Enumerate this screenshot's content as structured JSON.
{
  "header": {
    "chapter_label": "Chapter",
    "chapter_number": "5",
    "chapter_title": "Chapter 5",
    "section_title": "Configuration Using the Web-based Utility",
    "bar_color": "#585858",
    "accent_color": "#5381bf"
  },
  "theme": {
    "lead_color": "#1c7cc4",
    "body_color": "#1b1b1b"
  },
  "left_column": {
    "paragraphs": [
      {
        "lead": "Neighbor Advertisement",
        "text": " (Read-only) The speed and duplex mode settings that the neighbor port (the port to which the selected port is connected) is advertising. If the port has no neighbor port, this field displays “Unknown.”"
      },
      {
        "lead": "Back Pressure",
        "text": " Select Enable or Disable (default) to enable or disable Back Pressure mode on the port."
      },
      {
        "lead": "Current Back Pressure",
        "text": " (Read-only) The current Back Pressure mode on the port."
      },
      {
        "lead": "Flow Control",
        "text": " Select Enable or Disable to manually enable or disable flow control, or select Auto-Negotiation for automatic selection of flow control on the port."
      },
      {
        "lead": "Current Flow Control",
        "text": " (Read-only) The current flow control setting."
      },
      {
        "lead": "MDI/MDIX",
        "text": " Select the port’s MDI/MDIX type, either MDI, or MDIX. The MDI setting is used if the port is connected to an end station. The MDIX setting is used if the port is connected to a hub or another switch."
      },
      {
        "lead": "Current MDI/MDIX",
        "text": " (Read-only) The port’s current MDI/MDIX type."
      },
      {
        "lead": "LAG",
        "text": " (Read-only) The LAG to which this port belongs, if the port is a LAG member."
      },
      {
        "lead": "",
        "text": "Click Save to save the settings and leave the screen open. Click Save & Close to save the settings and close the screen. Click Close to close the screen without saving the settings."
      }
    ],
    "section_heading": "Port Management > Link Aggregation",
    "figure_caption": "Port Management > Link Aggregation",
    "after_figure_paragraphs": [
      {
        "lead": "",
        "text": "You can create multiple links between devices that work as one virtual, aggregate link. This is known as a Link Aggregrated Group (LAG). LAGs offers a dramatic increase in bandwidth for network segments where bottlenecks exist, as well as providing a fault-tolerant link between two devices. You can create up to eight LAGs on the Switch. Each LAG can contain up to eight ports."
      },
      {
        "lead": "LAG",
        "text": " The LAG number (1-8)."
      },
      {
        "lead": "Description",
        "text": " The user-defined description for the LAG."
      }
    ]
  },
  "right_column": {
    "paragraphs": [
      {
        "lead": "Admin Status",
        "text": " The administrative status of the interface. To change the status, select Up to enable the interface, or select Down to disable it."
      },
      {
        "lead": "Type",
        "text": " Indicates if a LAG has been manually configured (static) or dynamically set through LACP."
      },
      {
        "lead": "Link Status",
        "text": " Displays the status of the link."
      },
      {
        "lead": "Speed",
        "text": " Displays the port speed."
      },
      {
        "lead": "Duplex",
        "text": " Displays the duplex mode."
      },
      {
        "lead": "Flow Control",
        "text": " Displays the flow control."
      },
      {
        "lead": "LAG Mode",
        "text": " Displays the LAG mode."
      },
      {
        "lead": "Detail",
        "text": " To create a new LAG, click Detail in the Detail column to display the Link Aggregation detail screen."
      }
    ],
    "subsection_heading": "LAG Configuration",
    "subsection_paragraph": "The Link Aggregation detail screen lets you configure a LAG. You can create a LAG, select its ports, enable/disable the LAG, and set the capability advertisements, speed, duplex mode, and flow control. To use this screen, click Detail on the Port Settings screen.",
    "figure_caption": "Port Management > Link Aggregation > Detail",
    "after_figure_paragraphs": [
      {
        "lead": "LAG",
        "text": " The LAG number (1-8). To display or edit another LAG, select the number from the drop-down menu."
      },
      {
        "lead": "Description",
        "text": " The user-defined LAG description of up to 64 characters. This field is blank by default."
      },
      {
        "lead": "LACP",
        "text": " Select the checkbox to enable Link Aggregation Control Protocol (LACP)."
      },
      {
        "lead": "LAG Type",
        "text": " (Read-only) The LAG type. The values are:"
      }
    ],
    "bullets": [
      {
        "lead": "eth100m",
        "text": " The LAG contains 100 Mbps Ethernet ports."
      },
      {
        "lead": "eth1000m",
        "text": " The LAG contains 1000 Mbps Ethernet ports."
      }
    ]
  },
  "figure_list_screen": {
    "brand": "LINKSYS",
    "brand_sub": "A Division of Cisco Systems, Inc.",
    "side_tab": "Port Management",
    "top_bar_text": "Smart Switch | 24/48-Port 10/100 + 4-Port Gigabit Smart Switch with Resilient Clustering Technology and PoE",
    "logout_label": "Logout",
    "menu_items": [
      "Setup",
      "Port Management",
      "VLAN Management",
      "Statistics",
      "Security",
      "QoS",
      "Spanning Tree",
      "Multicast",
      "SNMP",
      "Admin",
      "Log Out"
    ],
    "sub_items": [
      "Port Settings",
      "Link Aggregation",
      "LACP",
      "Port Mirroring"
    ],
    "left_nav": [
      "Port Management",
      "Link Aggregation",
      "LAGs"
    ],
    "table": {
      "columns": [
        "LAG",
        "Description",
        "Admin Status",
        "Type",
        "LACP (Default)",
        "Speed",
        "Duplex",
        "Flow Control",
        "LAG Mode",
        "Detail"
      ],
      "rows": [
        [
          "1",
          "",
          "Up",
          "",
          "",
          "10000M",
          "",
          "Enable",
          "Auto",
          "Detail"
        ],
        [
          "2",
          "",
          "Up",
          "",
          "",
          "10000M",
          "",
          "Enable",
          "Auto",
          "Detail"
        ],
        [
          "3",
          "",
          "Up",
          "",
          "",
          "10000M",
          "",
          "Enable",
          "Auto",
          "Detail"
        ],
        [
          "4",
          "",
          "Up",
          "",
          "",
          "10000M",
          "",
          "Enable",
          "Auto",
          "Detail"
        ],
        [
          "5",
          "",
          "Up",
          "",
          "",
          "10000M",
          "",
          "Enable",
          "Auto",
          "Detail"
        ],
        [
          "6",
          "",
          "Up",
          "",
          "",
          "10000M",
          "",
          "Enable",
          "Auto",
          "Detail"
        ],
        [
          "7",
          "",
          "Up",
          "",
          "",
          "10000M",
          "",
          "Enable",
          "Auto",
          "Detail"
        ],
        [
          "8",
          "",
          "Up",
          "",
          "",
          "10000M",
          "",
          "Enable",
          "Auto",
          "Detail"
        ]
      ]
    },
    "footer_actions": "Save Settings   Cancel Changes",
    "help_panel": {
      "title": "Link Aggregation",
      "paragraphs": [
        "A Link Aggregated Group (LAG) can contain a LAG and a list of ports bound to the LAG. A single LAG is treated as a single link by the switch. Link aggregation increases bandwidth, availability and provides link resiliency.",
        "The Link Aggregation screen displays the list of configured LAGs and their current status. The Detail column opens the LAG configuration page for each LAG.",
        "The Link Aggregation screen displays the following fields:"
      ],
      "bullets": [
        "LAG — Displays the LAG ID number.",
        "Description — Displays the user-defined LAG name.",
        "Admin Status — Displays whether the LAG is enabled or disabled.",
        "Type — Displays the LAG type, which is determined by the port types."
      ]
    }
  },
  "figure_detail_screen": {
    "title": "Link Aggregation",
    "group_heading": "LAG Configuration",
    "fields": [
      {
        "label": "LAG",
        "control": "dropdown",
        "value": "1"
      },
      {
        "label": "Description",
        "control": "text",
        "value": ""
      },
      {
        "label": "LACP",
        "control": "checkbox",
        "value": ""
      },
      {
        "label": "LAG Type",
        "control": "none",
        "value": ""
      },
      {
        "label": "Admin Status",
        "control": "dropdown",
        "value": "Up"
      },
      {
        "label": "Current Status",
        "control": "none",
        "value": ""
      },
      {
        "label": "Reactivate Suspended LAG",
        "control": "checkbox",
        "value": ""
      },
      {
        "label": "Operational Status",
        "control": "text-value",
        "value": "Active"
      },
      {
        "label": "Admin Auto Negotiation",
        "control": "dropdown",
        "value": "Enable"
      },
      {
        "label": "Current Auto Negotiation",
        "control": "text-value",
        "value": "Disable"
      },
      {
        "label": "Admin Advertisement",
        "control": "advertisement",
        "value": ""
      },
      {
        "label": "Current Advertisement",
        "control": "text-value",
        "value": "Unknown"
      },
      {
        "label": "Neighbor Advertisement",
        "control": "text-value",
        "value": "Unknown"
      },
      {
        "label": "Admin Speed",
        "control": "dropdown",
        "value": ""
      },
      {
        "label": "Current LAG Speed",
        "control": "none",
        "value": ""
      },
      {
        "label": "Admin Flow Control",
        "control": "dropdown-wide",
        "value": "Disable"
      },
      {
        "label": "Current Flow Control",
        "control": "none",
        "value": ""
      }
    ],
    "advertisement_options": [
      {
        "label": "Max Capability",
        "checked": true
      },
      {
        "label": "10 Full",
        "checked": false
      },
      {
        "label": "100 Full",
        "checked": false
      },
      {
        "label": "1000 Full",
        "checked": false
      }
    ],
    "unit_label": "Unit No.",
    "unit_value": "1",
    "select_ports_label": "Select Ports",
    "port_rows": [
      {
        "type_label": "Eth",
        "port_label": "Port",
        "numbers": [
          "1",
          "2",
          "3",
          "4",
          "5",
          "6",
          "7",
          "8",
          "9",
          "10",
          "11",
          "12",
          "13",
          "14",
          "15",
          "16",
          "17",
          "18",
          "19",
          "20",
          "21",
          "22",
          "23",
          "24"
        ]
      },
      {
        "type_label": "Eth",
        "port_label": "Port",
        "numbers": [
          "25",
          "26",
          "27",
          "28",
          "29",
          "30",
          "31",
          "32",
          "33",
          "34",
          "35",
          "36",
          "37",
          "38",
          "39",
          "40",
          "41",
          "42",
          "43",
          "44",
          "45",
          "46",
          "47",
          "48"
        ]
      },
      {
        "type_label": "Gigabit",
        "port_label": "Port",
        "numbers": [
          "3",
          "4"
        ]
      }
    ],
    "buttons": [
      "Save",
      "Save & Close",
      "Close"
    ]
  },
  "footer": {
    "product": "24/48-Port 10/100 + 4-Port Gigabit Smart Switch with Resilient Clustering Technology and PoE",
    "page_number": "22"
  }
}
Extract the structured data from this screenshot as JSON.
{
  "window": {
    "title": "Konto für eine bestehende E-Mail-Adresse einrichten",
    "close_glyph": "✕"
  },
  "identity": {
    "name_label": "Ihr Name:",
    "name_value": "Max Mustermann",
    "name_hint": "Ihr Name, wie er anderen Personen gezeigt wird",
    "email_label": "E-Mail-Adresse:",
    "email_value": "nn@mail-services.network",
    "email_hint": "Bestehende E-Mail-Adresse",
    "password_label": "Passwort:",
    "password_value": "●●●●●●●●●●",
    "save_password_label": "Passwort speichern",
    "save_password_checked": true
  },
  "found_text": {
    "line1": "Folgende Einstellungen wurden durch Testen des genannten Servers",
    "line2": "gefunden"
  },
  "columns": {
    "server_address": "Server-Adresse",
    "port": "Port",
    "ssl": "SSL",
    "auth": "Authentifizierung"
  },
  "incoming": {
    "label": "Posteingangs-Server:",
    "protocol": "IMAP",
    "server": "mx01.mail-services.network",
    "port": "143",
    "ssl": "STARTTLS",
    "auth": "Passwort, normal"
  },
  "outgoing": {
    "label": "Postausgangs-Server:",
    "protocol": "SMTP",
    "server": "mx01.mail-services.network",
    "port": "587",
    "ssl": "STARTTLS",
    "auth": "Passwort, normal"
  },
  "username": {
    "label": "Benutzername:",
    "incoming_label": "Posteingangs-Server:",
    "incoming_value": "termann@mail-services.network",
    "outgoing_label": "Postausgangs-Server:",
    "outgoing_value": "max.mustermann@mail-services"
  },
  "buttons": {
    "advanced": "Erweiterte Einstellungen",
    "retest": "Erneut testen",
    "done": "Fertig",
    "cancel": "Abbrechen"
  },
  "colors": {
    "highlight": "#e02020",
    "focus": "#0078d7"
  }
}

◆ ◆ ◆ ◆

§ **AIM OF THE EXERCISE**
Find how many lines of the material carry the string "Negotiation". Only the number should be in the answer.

§ **ANSWER AREA**
3